The University of Tulsa and the McFarlin Library’s Department of Special Collections and University Archives would like to announce the acquisition of a new edition of James Joyce’s short story “The Dead.” “The Dead” is the final short story in Joyce’s 1914 collection Dubliners. This particular edition, published by Stoney Road Press, is illustrated by Detroit graphic artist Robert Berry, and has an introduction by Irish Independent Senator David Norris.
“The Dead” is the longest story in the collection and, at 15,672 words it has also been considered a novella by a number of critics. It was adapted as a one act play of the same name by Hugh Leonard in 1967. “The Dead” was made into an eponymous film in 1987, directed by John Huston. In 1999 it was adapted into a musical by Richard Nelson and Shaun Davey, originally starring Christopher Walken. With the benefit of Berry’s illustrations, this edition captures the essence of Joyce’s modernist experiment and adds a visual component to a masterpiece, creating a new kind of aesthetic experience for Joyce enthusiasts.
“The Dead” by James Joyce and illustrated by Robert Berry
The story revolves around the character of Gabriel Conroy on the night of the Morkan sisters’ annual dance and dinner in the first week of January 1904, perhaps the Feast of the Epiphany (January 6). Typical of the stories in Dubliners, “The Dead” develops towards the moment of painful self-awareness Joyce described as an epiphany, and explores the themes of routine, escape and the intersections of life and death. The narrative generally concentrates on Gabriel’s insecurities, his social awkwardness, and the defensive way he copes with his discomfort, culminating in Gabriel’s discovery that, through years of marriage, there was much he never knew of his wife’s past.

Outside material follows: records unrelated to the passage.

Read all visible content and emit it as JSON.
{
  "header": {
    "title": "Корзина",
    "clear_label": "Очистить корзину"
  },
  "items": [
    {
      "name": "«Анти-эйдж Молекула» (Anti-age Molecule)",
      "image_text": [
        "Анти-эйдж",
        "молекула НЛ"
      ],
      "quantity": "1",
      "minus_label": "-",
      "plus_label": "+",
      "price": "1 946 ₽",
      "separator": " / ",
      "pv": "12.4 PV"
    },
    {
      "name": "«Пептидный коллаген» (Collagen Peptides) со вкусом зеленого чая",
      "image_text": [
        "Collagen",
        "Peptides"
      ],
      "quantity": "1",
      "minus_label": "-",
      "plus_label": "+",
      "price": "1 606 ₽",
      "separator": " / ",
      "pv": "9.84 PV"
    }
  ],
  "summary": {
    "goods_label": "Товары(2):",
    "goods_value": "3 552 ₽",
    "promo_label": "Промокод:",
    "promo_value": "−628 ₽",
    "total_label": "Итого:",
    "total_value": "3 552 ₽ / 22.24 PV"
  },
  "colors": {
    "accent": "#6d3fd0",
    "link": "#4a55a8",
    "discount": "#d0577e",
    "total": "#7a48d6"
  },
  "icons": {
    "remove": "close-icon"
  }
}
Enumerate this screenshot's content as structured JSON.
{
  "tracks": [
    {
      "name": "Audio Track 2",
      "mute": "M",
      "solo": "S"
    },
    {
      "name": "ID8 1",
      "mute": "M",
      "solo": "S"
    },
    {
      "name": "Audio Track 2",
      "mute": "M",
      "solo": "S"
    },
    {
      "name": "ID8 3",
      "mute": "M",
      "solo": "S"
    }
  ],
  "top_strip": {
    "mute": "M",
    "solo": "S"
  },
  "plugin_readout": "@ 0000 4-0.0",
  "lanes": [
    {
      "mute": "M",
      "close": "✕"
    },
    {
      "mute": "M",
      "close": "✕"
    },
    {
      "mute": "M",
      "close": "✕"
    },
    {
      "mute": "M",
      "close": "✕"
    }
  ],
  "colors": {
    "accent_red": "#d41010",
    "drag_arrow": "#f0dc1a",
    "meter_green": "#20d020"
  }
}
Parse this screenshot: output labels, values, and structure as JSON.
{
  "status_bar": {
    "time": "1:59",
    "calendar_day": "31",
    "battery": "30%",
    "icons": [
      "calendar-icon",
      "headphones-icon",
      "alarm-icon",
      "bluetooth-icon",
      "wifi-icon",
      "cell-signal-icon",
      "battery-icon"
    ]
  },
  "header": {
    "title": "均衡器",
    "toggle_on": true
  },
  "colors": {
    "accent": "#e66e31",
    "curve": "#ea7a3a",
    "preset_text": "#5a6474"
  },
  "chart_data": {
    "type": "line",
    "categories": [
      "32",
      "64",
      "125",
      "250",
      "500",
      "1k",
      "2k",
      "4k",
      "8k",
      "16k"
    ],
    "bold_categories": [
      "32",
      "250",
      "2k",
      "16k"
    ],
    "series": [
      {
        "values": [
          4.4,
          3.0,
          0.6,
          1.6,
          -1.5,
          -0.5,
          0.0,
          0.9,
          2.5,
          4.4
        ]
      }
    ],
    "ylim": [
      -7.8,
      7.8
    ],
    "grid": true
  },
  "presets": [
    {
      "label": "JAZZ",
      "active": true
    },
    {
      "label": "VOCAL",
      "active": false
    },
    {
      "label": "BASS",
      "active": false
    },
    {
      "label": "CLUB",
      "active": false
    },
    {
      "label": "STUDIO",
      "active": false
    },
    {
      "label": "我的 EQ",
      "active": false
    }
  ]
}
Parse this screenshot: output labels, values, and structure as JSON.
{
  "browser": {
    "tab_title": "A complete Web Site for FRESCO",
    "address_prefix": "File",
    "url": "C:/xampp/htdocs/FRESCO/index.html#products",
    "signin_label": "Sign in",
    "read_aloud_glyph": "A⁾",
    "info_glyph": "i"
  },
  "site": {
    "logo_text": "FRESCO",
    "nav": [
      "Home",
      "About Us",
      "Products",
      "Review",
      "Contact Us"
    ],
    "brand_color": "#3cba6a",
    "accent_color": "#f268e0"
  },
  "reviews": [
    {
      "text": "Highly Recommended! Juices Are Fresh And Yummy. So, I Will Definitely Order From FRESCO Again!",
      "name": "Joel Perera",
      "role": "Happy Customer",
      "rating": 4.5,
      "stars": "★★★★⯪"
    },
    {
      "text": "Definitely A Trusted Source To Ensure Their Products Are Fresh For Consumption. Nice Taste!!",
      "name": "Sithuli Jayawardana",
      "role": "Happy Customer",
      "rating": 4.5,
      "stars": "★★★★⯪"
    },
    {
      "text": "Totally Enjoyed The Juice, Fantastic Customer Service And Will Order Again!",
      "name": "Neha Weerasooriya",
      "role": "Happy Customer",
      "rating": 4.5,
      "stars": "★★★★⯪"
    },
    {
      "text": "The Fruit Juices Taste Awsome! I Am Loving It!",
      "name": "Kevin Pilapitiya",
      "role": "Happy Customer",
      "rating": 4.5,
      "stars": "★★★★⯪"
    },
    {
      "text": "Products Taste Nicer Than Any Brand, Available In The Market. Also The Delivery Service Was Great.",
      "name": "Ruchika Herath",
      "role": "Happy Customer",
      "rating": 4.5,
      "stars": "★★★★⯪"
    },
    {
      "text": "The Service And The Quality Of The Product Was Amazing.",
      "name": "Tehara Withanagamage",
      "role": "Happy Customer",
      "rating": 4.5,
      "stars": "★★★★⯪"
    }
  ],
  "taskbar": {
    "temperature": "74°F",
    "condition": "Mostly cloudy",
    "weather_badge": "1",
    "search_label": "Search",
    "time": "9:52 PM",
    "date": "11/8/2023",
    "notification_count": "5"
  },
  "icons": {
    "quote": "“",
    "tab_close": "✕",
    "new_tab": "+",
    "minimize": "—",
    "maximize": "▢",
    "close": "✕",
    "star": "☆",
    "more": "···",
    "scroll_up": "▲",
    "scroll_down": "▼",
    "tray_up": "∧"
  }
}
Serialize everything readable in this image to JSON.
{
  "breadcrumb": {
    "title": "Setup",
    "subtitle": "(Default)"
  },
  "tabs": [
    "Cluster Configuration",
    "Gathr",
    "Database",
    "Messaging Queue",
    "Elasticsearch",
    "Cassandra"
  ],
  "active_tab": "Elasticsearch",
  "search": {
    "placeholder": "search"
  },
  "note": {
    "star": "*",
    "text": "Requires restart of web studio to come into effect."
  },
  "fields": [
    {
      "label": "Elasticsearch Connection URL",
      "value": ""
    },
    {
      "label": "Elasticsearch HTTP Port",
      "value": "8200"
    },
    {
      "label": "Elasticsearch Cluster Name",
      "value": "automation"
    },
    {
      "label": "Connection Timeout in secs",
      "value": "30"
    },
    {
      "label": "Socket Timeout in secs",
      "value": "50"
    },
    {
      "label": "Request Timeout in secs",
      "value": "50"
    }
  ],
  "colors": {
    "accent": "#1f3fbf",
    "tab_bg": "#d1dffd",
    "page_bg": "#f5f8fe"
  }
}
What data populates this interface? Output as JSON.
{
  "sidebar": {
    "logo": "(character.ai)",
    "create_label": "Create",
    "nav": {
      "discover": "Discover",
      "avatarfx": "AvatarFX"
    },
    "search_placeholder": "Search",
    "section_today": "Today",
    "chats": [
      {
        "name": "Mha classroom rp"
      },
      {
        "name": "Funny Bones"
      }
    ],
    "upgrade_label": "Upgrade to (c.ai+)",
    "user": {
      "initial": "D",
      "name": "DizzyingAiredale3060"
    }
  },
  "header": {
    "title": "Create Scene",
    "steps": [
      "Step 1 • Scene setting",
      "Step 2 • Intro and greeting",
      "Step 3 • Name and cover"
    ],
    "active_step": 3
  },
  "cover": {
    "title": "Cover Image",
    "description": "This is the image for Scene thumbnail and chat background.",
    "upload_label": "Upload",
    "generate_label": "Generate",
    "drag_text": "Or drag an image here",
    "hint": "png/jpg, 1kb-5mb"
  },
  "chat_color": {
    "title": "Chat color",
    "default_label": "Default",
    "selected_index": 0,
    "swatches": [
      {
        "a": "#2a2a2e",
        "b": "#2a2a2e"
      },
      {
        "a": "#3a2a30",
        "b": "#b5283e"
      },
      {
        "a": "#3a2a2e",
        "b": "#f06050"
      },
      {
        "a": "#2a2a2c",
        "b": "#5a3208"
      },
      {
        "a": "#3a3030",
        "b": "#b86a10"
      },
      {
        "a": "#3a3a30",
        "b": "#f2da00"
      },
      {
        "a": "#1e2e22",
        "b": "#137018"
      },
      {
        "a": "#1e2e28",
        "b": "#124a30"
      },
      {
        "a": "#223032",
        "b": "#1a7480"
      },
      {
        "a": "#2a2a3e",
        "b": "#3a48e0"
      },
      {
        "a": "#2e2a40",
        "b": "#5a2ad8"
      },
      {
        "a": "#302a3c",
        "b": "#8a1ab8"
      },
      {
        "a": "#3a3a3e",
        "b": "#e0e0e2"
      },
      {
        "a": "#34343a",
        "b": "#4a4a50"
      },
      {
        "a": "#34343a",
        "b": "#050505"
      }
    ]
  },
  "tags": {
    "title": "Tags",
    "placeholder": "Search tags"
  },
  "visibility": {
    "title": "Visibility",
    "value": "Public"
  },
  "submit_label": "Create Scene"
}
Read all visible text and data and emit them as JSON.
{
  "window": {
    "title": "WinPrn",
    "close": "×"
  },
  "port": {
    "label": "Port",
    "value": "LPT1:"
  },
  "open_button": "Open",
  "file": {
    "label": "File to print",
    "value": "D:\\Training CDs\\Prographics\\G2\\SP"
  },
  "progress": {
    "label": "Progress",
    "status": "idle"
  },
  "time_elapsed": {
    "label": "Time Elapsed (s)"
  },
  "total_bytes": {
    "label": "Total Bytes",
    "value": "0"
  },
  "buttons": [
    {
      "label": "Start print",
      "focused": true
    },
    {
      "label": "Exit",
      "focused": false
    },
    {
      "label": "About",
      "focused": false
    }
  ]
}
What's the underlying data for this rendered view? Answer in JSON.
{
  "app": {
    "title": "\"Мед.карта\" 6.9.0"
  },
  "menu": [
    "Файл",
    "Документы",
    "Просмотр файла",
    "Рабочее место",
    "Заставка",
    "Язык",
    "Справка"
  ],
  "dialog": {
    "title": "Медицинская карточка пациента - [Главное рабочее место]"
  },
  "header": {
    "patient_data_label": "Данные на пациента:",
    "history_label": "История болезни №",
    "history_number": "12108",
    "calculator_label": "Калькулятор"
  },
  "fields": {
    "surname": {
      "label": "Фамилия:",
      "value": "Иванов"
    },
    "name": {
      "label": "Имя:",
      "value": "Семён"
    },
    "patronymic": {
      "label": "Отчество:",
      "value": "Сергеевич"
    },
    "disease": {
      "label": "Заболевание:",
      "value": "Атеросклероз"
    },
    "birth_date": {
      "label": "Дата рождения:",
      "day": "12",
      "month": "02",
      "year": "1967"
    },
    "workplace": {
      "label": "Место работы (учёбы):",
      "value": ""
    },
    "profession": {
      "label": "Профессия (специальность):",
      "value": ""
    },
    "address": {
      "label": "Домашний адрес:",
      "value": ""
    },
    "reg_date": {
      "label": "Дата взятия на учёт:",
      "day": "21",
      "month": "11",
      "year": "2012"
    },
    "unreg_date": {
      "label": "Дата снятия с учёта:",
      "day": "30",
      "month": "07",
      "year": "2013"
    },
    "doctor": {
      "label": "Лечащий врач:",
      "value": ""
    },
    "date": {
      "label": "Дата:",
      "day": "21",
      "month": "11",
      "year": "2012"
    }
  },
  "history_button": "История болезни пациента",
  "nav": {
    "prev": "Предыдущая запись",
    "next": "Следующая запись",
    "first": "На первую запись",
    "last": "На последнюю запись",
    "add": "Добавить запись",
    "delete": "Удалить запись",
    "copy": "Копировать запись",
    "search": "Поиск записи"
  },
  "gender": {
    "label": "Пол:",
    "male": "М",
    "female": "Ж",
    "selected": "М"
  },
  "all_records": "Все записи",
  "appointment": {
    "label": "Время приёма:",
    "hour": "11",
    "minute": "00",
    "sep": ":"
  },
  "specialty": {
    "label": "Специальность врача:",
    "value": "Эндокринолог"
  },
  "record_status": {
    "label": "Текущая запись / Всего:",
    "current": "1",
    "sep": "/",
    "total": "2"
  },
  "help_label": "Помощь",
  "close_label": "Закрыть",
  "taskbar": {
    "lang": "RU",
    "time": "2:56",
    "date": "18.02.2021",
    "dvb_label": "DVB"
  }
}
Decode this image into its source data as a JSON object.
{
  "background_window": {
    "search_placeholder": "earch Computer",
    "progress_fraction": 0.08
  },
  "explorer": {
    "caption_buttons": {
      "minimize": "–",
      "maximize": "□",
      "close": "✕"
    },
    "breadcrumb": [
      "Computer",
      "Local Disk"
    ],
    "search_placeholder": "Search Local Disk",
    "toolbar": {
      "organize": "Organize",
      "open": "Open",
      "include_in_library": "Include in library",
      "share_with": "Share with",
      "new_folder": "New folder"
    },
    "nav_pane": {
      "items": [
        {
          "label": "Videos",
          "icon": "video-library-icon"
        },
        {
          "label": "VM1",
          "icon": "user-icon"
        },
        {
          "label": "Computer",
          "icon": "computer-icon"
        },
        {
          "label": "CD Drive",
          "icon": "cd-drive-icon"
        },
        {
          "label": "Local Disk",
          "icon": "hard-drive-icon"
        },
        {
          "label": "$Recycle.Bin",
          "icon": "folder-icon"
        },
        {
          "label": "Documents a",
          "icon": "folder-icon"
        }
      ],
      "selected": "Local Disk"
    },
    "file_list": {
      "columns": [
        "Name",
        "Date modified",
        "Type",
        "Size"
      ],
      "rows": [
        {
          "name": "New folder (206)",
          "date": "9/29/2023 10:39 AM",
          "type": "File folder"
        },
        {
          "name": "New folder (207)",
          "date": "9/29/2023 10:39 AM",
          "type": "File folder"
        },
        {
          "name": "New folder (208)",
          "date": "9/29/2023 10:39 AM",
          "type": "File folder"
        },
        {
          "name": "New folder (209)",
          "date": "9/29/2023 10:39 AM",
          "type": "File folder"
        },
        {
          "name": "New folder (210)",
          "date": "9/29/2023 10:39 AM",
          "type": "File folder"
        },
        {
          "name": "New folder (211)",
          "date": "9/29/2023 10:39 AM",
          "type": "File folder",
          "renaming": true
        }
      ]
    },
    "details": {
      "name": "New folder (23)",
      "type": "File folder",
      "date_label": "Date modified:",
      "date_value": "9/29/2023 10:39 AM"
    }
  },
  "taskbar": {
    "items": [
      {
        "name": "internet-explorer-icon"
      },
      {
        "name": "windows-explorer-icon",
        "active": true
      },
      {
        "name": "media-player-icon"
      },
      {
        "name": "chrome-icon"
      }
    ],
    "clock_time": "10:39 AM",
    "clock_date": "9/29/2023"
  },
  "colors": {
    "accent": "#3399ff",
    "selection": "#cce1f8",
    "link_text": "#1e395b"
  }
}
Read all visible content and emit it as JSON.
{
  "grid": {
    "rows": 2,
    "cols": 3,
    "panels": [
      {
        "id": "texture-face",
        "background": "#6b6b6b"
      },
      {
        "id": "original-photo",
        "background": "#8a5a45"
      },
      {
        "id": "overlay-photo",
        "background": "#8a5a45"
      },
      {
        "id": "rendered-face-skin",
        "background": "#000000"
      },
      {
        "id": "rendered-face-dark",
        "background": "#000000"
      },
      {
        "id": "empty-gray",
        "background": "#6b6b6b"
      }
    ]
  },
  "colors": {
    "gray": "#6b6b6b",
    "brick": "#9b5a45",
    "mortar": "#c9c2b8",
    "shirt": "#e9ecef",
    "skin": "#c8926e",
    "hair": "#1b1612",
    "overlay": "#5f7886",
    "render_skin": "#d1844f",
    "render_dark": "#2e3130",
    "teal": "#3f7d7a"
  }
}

It should be noted that this is not Robert Berry’s first foray into the works of James Joyce. He is already well-known by Joyce scholars as the creator of the Ulysses “Seen” project, a digital comics adaptation of James Joyce’s Ulysses that serves as a gateway to comprehension, exploration, and explication of the great novel. Using a patent-pending digital screen structure, the comic provides an organizing principle for other kinds of content (including and especially various learning resources) by layering that content behind each page of the comic. The Ulysses “Seen” project has attracted the attention of the academic, technology, and popular culture communities.
The staff McFarlin Library’s Department of Special Collections and University Archives is proud to hold this new addition to James Joyce’s scholarship. This book is an example of how Joyce’s work remains relevant after more than a century. Our staff would like to extend an invitation to our students, faculty and general community to come and take a look to this new addition.